No, it’s not a mirage. There are genuine farm-to-table dining options in the desert terrain of Los Cabos. Best known for its Instagram-worthy beaches and mountainous landscape, this region, located at the tip of the southern half of Mexico’s Baja Peninsula, also has mineral-rich soil and a crop-friendly microclimate, thanks to a long growing season and mild winters without freezing temperatures. It’s the land where margaritas grow from the ground -- literally. To get a taste of this true local fare, dig into these area farms and restaurants:
Agua by Larbi at One&Only Palmilla

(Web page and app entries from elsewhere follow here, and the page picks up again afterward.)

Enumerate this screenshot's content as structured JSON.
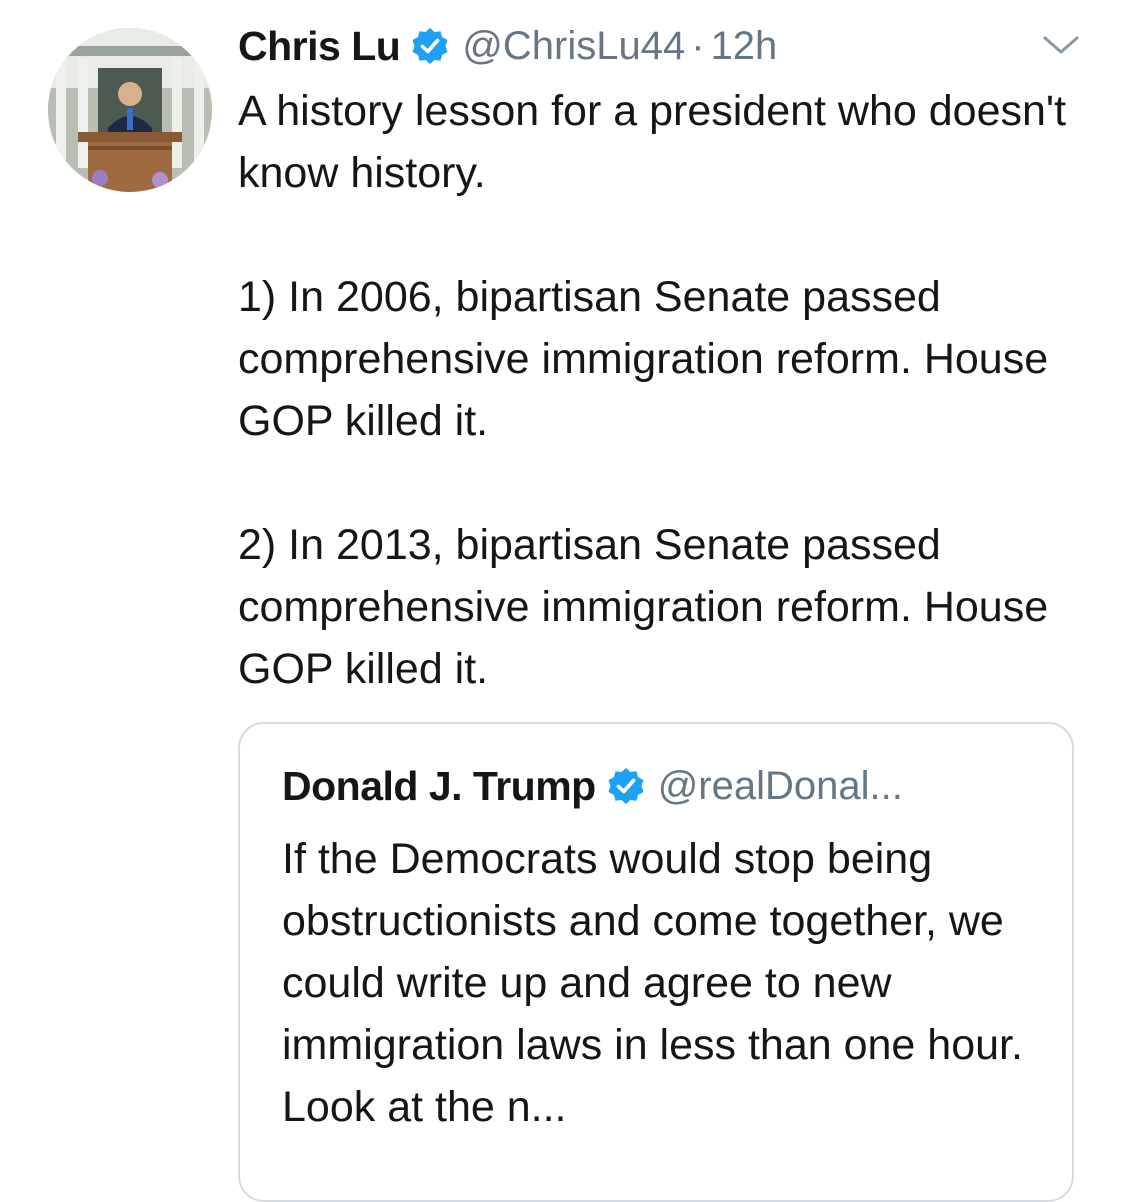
{
  "tweet": {
    "author": {
      "display_name": "Chris Lu",
      "handle": "@ChrisLu44",
      "verified": true,
      "avatar_icon": "avatar-photo-podium-speaker"
    },
    "separator": "·",
    "timestamp": "12h",
    "menu_icon": "chevron-down-icon",
    "paragraphs": [
      "A history lesson for a president who doesn't know history.",
      "1) In 2006, bipartisan Senate passed comprehensive immigration reform. House GOP killed it.",
      "2) In 2013, bipartisan Senate passed comprehensive immigration reform. House GOP killed it."
    ],
    "quoted_tweet": {
      "display_name": "Donald J. Trump",
      "handle": "@realDonal...",
      "verified": true,
      "text": "If the Democrats would stop being obstructionists and come together, we could write up and agree to new immigration laws in less than one hour. Look at the n..."
    }
  },
  "colors": {
    "text_primary": "#14171a",
    "text_secondary": "#657786",
    "verified_blue": "#1da1f2",
    "border": "#d5dde3",
    "background": "#ffffff"
  }
}
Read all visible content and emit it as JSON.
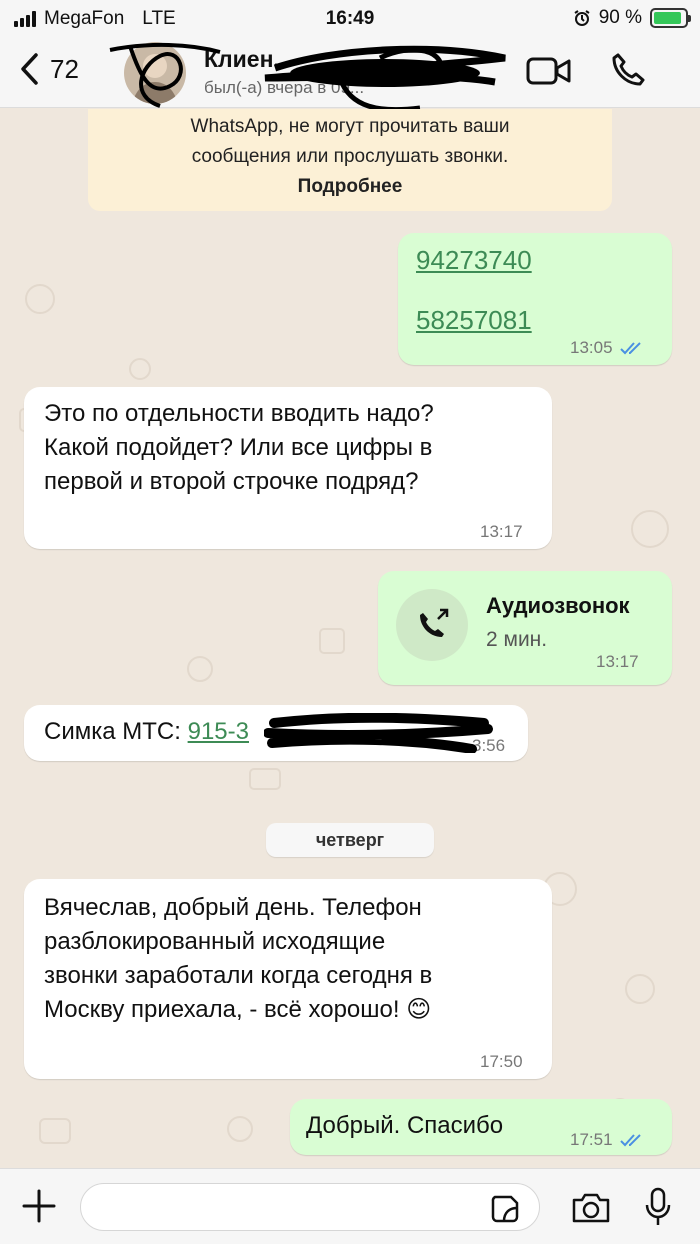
{
  "status_bar": {
    "carrier": "MegaFon",
    "network": "LTE",
    "time": "16:49",
    "battery": "90 %",
    "battery_level": 0.9,
    "battery_color": "#34c759"
  },
  "header": {
    "back_count": "72",
    "contact_name": "Клиен...",
    "contact_status": "был(-а) вчера в 09...",
    "icons": [
      "chevron-left-icon",
      "video-icon",
      "phone-icon"
    ]
  },
  "encryption_notice": {
    "line1": "WhatsApp, не могут прочитать ваши",
    "line2": "сообщения или прослушать звонки.",
    "more_link": "Подробнее"
  },
  "messages": [
    {
      "direction": "out",
      "lines": [
        "94273740",
        "58257081"
      ],
      "time": "13:05",
      "read": true
    },
    {
      "direction": "in",
      "lines": [
        "Это по отдельности вводить надо?",
        "Какой подойдет? Или все цифры в",
        "первой и второй строчке подряд?"
      ],
      "time": "13:17"
    },
    {
      "direction": "out",
      "type": "call",
      "title": "Аудиозвонок",
      "subtitle": "2 мин.",
      "time": "13:17"
    },
    {
      "direction": "in",
      "prefix": "Симка МТС: ",
      "link": "915-3",
      "time": "13:56",
      "time_visible": "3:56"
    },
    {
      "direction": "in",
      "lines": [
        "Вячеслав, добрый день. Телефон",
        "разблокированный исходящие",
        "звонки заработали когда сегодня в",
        "Москву приехала, - всё хорошо! 😊"
      ],
      "time": "17:50"
    },
    {
      "direction": "out",
      "lines": [
        "Добрый. Спасибо"
      ],
      "time": "17:51",
      "read": true
    }
  ],
  "date_separator": "четверг",
  "colors": {
    "chat_background": "#efe7dd",
    "incoming_bubble": "#ffffff",
    "outgoing_bubble": "#d9fdd3",
    "link": "#3d8b55",
    "read_ticks": "#4a90e2"
  }
}
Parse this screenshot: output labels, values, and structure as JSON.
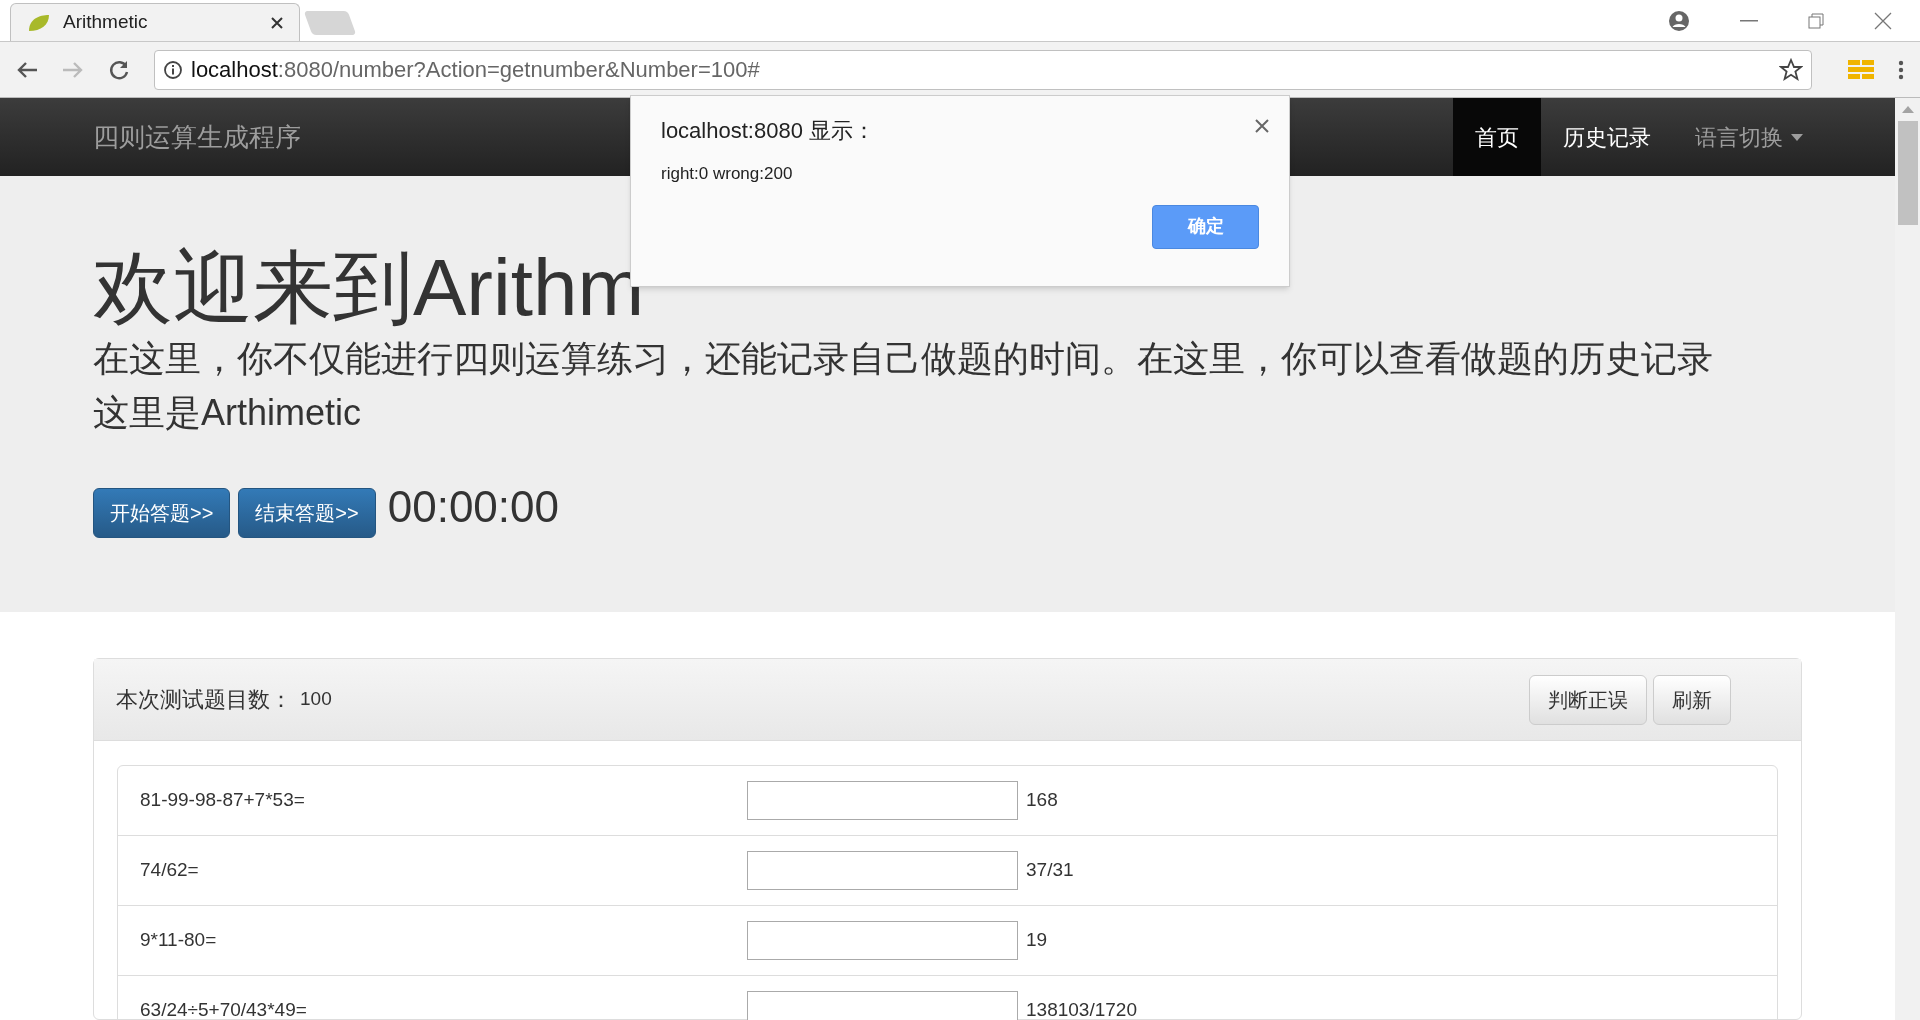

This popular (and celeb-preferred) resort features farm-to-table dining from chef Larbi Dahrouch. His restaurant’s menu changes seasonally -- sometimes daily -- depending on the fresh catch and the produce sprouting in the on-site organic garden. Featuring a variety of crops and an outdoor kitchen with a wood-fired oven, the garden area allows guests to get up close and personal with their ingredients with cooking demonstrations and lessons on home-grown chilis like habanero and poblano, and herbs such as cilantro, sweet basil, and hibiscus tea plant.
Located in San José del Cabo, at the foothills of the Sierra Laguna mountains, Flora Farms consists of a 10-acre organic farm, which services the open-air restaurant and bar, an on-site grocery store stocked with fresh-baked bread and produce, as well as the privately-owned “culinary cottages” that are for rent on the property. The farm-fresh veggies and herbs are also incorporated into the seasonal cocktails, such as the “Farmrita” -- a margarita made with heirloom carrot juice and tequila. Plus, all the meats on the menu come from a nearby ranch where the animals are raised without the use of hormones or antibiotics.
Named after the region’s abundant tamarind trees, this U.S.D.A.-certified organic farm, located a mile from the Sea of Cortez in San José del Cabo, offers cooking classes ($85 for 4 hours), farm tours, and restaurant dining in a restored 1888 brick building. The 17-acre farm features a variety of crops, including tomatoes, cucumbers, carrots, zucchinis, beets, kale, chard, arugula, lettuce, and herbs. With this cornucopia, owner and chef Enrique Silva (a former agricultural engineer) is able to provide produce to some of the nearby resort properties, as well as his own restaurant Tequila in downtown San José del Cabo.
“Last year we grew the most amazing iceberg lettuce ever. Yes! Iceberg,” exclaimed the executive chef team of Jeff and Susan Mall at Rancho Pescadero, found near Todos Santos on the coast of Baja. The leafy green was a surprising discovery because, as a water-heavy veggie, it usually thrives in cool and moist environments, not desert temps. The chefs explain that crops suited for sandy soil, such as carrots, beets, and radish, work best though. The resort’s Garden Kitchen Restaurant features a seasonal menu that highlights the fresh produce, plus locally sourced items, such as cheeses made in the nearby Sierra Laguna mountains, chorizo, fresh eggs, and Baja-grown Medjool dates. In addition, cooking classes are available for $65 per person, and include some hands-on harvesting and lunch with the chefs.